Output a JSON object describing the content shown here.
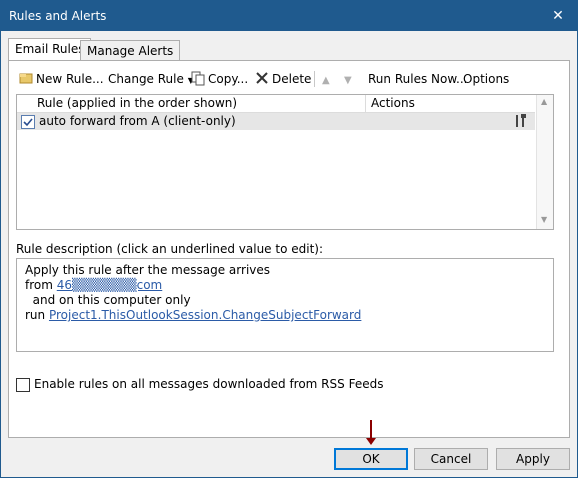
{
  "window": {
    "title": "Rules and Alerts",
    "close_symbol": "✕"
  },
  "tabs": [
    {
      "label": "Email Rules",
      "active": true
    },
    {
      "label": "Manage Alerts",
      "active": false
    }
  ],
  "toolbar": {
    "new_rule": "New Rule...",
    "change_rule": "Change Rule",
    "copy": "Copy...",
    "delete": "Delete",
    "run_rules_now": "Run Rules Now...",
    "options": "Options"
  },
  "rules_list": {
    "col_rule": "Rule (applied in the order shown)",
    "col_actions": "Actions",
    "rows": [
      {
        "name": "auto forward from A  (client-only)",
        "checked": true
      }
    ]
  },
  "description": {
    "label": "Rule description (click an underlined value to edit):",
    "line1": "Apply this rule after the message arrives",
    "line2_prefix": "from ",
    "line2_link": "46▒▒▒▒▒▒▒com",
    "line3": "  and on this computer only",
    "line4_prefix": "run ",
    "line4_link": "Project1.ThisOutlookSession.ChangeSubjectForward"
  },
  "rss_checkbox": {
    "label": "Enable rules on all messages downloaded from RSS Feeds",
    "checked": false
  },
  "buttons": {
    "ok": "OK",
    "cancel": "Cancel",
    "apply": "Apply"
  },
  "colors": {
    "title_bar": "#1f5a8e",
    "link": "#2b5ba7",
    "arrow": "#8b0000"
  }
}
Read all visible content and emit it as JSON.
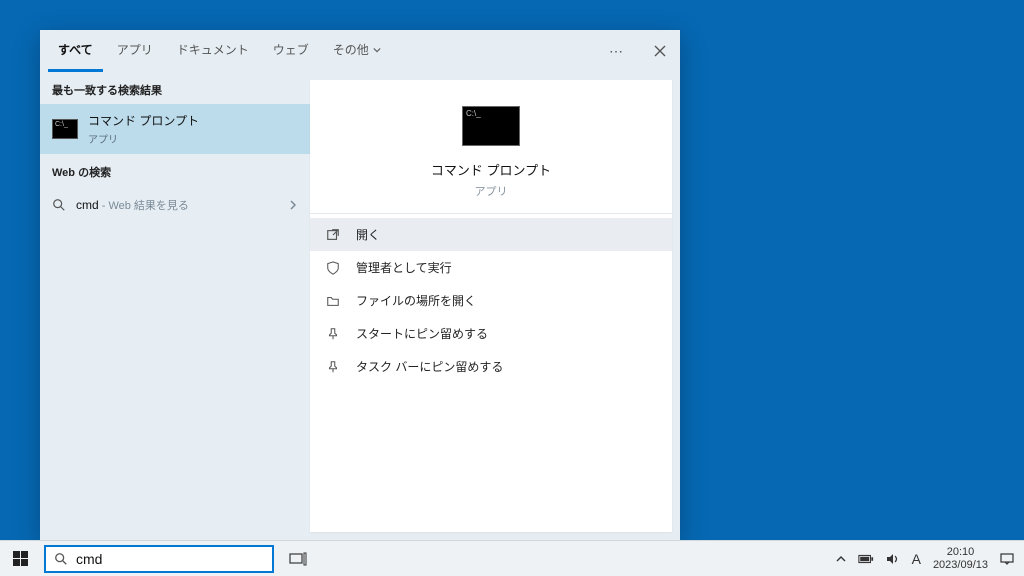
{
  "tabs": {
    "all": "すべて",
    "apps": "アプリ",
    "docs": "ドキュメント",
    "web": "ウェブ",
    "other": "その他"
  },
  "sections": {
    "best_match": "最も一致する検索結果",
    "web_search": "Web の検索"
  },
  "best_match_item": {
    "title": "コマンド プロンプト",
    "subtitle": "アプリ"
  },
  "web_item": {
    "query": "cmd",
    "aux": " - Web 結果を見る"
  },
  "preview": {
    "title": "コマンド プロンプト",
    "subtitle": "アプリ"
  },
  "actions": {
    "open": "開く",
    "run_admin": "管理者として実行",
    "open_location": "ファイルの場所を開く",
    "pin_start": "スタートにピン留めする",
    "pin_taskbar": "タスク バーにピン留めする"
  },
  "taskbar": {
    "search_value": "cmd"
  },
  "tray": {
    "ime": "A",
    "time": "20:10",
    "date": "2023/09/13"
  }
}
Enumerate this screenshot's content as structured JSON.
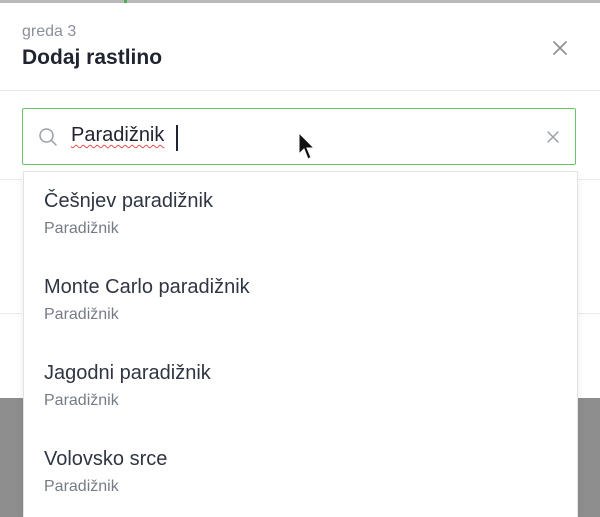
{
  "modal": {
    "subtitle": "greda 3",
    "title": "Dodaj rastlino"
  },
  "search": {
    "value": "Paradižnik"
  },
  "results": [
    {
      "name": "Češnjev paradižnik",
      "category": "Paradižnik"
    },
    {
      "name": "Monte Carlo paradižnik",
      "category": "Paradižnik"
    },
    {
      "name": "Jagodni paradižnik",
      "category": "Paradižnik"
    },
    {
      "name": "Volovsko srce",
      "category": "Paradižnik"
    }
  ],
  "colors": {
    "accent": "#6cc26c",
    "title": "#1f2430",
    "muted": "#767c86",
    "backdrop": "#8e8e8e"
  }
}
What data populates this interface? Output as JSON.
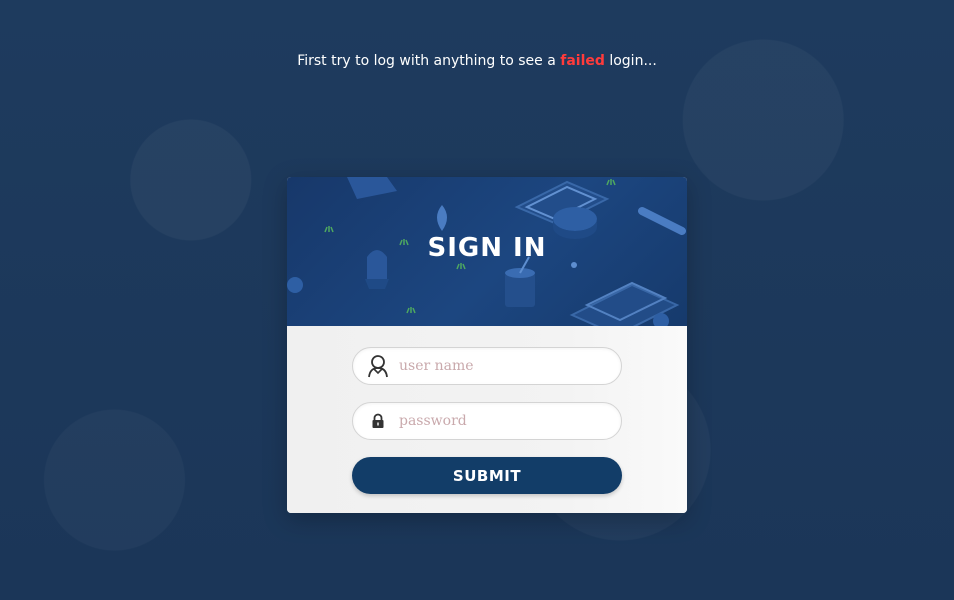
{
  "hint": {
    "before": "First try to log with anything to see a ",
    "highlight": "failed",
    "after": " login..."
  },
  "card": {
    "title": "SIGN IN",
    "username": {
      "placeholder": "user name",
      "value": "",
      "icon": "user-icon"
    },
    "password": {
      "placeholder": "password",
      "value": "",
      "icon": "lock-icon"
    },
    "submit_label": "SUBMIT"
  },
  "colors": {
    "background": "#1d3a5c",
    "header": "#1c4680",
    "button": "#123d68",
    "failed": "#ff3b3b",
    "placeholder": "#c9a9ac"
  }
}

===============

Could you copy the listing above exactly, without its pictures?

Solution below ::
Output a JSON object describing the content shown here.
{
  "window": {
    "title": "Rules and Alerts",
    "close_symbol": "✕"
  },
  "tabs": [
    {
      "label": "Email Rules",
      "active": true
    },
    {
      "label": "Manage Alerts",
      "active": false
    }
  ],
  "toolbar": {
    "new_rule": "New Rule...",
    "change_rule": "Change Rule",
    "copy": "Copy...",
    "delete": "Delete",
    "run_rules_now": "Run Rules Now...",
    "options": "Options"
  },
  "rules_list": {
    "col_rule": "Rule (applied in the order shown)",
    "col_actions": "Actions",
    "rows": [
      {
        "name": "auto forward from A  (client-only)",
        "checked": true
      }
    ]
  },
  "description": {
    "label": "Rule description (click an underlined value to edit):",
    "line1": "Apply this rule after the message arrives",
    "line2_prefix": "from ",
    "line2_link": "46▒▒▒▒▒▒▒com",
    "line3": "  and on this computer only",
    "line4_prefix": "run ",
    "line4_link": "Project1.ThisOutlookSession.ChangeSubjectForward"
  },
  "rss_checkbox": {
    "label": "Enable rules on all messages downloaded from RSS Feeds",
    "checked": false
  },
  "buttons": {
    "ok": "OK",
    "cancel": "Cancel",
    "apply": "Apply"
  },
  "colors": {
    "title_bar": "#1f5a8e",
    "link": "#2b5ba7",
    "arrow": "#8b0000"
  }
}
Read all visible content and emit it as JSON.
{
  "tabs": {
    "all": "すべて",
    "apps": "アプリ",
    "docs": "ドキュメント",
    "web": "ウェブ",
    "other": "その他"
  },
  "sections": {
    "best_match": "最も一致する検索結果",
    "web_search": "Web の検索"
  },
  "best_match_item": {
    "title": "コマンド プロンプト",
    "subtitle": "アプリ"
  },
  "web_item": {
    "query": "cmd",
    "aux": " - Web 結果を見る"
  },
  "preview": {
    "title": "コマンド プロンプト",
    "subtitle": "アプリ"
  },
  "actions": {
    "open": "開く",
    "run_admin": "管理者として実行",
    "open_location": "ファイルの場所を開く",
    "pin_start": "スタートにピン留めする",
    "pin_taskbar": "タスク バーにピン留めする"
  },
  "taskbar": {
    "search_value": "cmd"
  },
  "tray": {
    "ime": "A",
    "time": "20:10",
    "date": "2023/09/13"
  }
}
Enumerate this screenshot's content as structured JSON.
{
  "modal": {
    "subtitle": "greda 3",
    "title": "Dodaj rastlino"
  },
  "search": {
    "value": "Paradižnik"
  },
  "results": [
    {
      "name": "Češnjev paradižnik",
      "category": "Paradižnik"
    },
    {
      "name": "Monte Carlo paradižnik",
      "category": "Paradižnik"
    },
    {
      "name": "Jagodni paradižnik",
      "category": "Paradižnik"
    },
    {
      "name": "Volovsko srce",
      "category": "Paradižnik"
    }
  ],
  "colors": {
    "accent": "#6cc26c",
    "title": "#1f2430",
    "muted": "#767c86",
    "backdrop": "#8e8e8e"
  }
}
What data populates this interface? Output as JSON.
{
  "hint": {
    "before": "First try to log with anything to see a ",
    "highlight": "failed",
    "after": " login..."
  },
  "card": {
    "title": "SIGN IN",
    "username": {
      "placeholder": "user name",
      "value": "",
      "icon": "user-icon"
    },
    "password": {
      "placeholder": "password",
      "value": "",
      "icon": "lock-icon"
    },
    "submit_label": "SUBMIT"
  },
  "colors": {
    "background": "#1d3a5c",
    "header": "#1c4680",
    "button": "#123d68",
    "failed": "#ff3b3b",
    "placeholder": "#c9a9ac"
  }
}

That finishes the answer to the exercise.